India's Budget Plan Disappoints Scientists, Despite New Mission to Mars

Manmohan Singh, Prime Minister of India

Eric Miller/World Economic Forum

NEW DELHI—The announcement of India's maiden mission to Mars is doing little to cheer Indian scientists disappointed with proposed spending increases for research in a new government budget plan. The annual budget proposal presented to India's parliament on 16 March by Finance Minister Pranab Mukherjee calls for the operating budgets for science to rise, on average, by about 5% in 2012-2013—less than what many scientists had expected.

"This is not good news" because the increases don't keep pace with inflation, which has been running at about 10%, says physicist Ajay K. Sood, president of the Indian Academy of Sciences in Bangalore.

Prime Minister Manmohan Singh had raised expectations in parts of India's scientific community when he said earlier this year that India needed to double the share of its gross domestic product spent on research to 2% over the next 5 years.

The new budget, however, suggests that, in the short term, government spending will help make only modest progress toward reaching that goal. India's $1.4 billion budget for the Ministry of Science Technology would get a 5% increase, with $100 million earmarked for a new National Science and Engineering Research Board that would award competitive grants in a process modeled on that used by the U.S. National Science Foundation.

The budget of the Ministry of Earth Sciences, currently $305 million, would also get a 5% increase. Spending on weather forecasting and monsoon monitoring would double to $100 million.

The budget's biggest surprise is a $41 million plan to launch a satellite in November 2013 that would orbit Mars. ScienceInsider has learned that the satellite is expected to weigh less than 500 kilograms and carry a 25-kilogram scientific payload. It will aim for a highly elliptical orbit around Mars and collect data on the red planet's atmosphere, climate, geology, and suitability for life. Overall, however, the Department of Space would see a 1% cut from its current budget of about $1.4 billion.

Future budgets might look brighter for science, analysts say. "This is a resource limited situation, but things may look up in the coming years," says space scientist Krishnaswamy Kasturirangan, a member of a government planning commission that is preparing a 5-year science spending plan for the government. But he warns that "some serious prioritization needs to be undertaken by the scientific departments."

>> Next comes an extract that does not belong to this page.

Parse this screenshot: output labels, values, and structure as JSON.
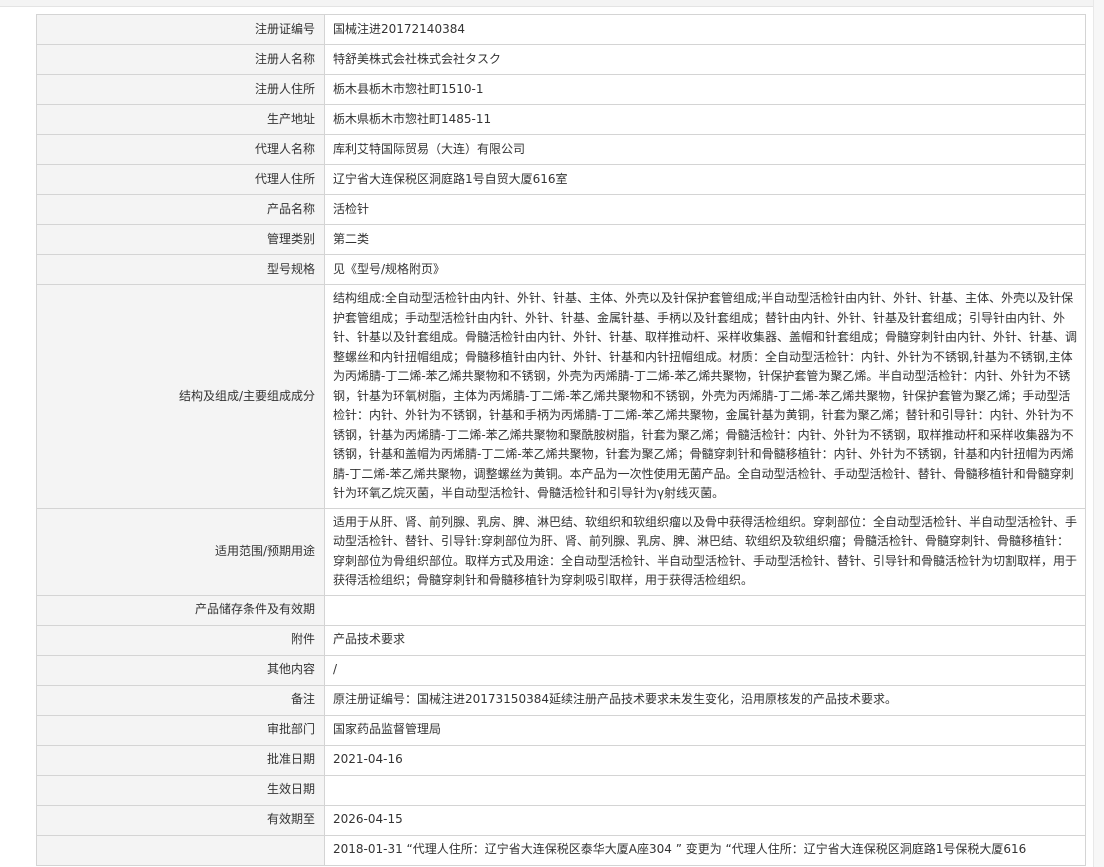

The budget plan now goes to Parliament, which could approve it within weeks. India's 2012-13 budget year begins on 1 April.